Victims have demanded public inquiries into clerical child abuse and Mother and Baby Homes in Northern Ireland following the resignation of the independent chair of a Stormont task force with responsibility for making recommendations on the issues.


Norah Gibbons, the independent chair of the Northern Ireland Executive’s Inter-Departmental Working Group on clerical abuse and abuse in Mother and Baby Homes and Magdalene Laundries, resigned yesterday (Monday) morning on health grounds.


This has led to the cancellation of planned meetings, which were due to take place today, that the task force was due to have with victims, Amnesty International and others. Victims have been waiting for over a year for a meeting with the Group.


Eunan Duffy was born in the Marian Vale Mother and Baby Home in Newry before being taken from his mother against her will and placed for adoption and is calling for a public inquiry into alleged abuse which took place in the homes. He said:


“I cannot believe that, after a year of waiting to meet with government officials who are making key decisions about our lives, the Chair has resigned and the meeting has been cancelled. As far as we are concerned, this Working Group has been an exercise in time-wasting.


“We are now calling for a fresh approach, one where the victims are listened to. Our message now, as it has been for years, is that we want a public inquiry. We want government to finally listen to us, rather than simply waste more time by looking for a new Chair for a process which has lost all credibility by its failure to meet with victims in more than a year.”


Patrick Corrigan, Northern Ireland Programme Director of Amnesty International, said:


“Our thoughts are with Norah Gibbons and we wish her a speedy and full return to health.


“Women from Mother and Baby Homes in Northern Ireland have told Amnesty International that they suffered arbitrary detention, ill-treatment, and the forced adoption of their babies – criminal acts in both domestic and international law.


“Meanwhile, more and more clerical abuse victims are coming forward to reveal their suffering at the hands of abusive priests and gross failures by church and state authorities.


“Serious allegations of abuse must now be met with investigations with the necessary hallmarks of independence, effectiveness and transparency. Victims have long called for public inquiries into these serious abuse allegations. They deserve to be heard.”


We regret to hear that Norah Gibbons has resigned due to ill health and hope that she makes a swift recovery.

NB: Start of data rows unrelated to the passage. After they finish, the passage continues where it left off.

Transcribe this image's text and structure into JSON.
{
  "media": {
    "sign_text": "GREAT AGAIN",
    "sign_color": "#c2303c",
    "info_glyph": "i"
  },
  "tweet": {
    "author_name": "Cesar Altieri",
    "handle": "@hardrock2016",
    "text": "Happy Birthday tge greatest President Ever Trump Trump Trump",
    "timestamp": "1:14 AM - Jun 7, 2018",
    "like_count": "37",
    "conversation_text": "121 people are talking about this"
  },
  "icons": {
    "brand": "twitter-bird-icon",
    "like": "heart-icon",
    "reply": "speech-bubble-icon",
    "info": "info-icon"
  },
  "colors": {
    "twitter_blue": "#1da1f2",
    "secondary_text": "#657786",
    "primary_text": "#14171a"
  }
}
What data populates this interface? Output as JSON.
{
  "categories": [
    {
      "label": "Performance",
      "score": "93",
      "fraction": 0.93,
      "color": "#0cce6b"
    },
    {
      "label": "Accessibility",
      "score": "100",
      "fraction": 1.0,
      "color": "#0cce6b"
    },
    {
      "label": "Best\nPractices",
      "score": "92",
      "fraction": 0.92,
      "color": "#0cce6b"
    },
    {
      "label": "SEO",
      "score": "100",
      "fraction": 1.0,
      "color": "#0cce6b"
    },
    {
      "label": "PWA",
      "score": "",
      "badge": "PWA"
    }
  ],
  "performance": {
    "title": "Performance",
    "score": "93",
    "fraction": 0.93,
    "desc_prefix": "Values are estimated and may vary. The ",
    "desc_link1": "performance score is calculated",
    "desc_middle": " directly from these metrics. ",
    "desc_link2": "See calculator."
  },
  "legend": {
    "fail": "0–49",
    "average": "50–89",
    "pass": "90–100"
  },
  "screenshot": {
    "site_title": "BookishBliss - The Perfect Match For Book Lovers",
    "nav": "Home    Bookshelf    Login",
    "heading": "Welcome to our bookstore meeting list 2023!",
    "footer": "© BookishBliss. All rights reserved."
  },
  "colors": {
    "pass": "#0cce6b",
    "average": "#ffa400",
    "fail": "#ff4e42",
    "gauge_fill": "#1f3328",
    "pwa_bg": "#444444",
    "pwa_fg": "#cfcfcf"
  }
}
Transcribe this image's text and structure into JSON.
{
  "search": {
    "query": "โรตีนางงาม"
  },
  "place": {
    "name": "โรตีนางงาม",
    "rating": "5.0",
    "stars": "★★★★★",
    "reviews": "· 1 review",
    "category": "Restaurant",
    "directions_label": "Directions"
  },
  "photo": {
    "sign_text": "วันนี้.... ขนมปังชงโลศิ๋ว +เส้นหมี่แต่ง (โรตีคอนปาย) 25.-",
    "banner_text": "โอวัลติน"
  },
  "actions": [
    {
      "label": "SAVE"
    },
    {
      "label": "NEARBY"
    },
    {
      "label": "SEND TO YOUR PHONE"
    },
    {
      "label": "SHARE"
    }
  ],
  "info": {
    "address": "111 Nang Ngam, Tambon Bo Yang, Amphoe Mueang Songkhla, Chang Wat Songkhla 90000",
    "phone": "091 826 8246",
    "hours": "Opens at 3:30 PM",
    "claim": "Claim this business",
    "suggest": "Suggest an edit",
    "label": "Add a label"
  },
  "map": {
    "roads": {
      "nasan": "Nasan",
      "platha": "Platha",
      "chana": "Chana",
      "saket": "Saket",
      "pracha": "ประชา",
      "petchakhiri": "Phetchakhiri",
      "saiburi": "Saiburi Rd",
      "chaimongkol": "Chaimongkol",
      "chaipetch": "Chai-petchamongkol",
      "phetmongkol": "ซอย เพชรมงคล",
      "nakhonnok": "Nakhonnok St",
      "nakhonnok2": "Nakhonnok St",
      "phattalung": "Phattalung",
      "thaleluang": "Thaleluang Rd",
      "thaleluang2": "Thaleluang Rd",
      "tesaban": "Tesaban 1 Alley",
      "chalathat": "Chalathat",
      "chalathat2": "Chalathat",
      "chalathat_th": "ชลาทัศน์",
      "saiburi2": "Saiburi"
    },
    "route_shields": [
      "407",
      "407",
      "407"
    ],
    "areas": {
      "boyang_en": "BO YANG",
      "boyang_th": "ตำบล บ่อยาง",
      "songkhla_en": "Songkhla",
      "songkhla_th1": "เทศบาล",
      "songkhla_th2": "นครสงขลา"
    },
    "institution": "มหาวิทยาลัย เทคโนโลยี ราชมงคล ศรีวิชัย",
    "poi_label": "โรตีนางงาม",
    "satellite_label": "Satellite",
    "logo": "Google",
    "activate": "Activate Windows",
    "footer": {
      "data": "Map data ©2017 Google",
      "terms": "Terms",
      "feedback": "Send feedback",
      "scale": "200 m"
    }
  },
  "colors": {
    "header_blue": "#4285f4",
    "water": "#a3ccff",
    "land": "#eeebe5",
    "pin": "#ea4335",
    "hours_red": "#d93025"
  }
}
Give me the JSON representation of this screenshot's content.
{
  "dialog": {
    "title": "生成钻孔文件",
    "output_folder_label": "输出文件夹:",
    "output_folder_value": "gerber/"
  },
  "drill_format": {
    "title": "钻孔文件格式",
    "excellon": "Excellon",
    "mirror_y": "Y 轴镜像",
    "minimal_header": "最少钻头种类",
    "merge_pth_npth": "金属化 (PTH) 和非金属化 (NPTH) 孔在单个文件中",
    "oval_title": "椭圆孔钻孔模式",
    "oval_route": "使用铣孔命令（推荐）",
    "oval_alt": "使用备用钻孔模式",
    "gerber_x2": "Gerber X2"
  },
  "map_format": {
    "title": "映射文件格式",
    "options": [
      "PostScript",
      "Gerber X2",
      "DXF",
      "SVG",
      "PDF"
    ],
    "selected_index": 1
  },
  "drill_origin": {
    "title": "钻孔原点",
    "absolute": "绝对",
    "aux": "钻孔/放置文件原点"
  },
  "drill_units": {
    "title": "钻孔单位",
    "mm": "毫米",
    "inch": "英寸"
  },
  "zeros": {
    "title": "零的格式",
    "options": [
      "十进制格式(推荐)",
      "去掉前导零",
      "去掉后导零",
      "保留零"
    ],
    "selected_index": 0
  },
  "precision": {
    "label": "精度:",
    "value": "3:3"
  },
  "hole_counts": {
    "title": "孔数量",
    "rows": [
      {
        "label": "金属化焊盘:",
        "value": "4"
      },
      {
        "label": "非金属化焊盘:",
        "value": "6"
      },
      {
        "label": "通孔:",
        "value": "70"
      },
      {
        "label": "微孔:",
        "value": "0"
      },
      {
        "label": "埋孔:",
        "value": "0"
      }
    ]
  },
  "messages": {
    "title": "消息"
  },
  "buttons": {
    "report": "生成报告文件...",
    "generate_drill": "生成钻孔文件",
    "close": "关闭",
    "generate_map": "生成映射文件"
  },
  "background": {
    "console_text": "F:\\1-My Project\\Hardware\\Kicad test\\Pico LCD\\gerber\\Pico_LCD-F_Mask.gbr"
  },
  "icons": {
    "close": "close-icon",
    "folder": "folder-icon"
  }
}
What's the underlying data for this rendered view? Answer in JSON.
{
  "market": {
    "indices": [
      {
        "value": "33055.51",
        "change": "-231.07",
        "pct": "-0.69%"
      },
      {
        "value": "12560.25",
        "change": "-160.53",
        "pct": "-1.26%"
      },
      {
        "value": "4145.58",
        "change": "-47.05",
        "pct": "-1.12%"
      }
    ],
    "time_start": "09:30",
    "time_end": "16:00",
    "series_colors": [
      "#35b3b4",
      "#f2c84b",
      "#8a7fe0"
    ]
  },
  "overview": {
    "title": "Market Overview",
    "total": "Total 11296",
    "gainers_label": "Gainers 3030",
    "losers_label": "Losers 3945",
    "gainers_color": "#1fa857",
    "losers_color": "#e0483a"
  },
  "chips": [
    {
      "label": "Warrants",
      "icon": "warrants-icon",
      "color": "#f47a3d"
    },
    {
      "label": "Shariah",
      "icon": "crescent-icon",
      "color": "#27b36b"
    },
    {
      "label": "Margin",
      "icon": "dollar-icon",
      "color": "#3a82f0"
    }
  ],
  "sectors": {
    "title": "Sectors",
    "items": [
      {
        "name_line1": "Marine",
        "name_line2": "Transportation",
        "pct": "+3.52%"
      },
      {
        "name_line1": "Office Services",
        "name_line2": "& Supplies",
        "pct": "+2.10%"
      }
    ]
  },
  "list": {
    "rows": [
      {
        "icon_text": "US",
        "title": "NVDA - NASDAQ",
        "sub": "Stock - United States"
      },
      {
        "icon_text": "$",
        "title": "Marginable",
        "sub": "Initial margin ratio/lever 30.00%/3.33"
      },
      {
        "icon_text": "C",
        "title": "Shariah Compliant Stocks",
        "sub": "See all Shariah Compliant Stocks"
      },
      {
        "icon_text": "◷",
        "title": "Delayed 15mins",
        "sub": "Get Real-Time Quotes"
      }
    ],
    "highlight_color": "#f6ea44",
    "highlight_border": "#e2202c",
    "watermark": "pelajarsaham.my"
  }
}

Sadly the victims are left in an entirely unsatisfactory situation.  Six years on from the implementation of the HIA Inquiry and the survivors and victims of the Mother and Baby homes and clerical abuse in Northern Ireland are still no closer to any form or vindication or justice for the inexcusable wrongs that were perpetrated on them.  It will not be acceptable to victims that delays in political progress to are put forward as valid excuses for why they are denied justice.  Victims demand an immediate commitment to a Public Inquiry. 


Further, today we hear that the Secretary of State for Northern Ireland has stated that these are matters that must be dealt with by the devolved institutions and a restored executive must decide on the way forward.  Victims are outraged at this stance given that the leader of the DUP has herself made it clear publically that she does not believe that there are any prospects of a return to power sharing in the near future.


Survivor of Malachy Finegan Paul Gilmore is disgusted by this position and considers it:


“A Convenient excuse not to deal with these important matters and a delay that the government is content to implement.  Karen Bradley had no difficulty putting together and implementing the budget last week dealing with all of the other “devolved matters.”  She obviously doesn’t want to deal with it and doesn’t appreciate the severity of the allegations.  It’s a disgrace that the delays initially caused by the Catholic Church in dealing with these matters are now being exacerbated by the political process. We have waited too long as it is.”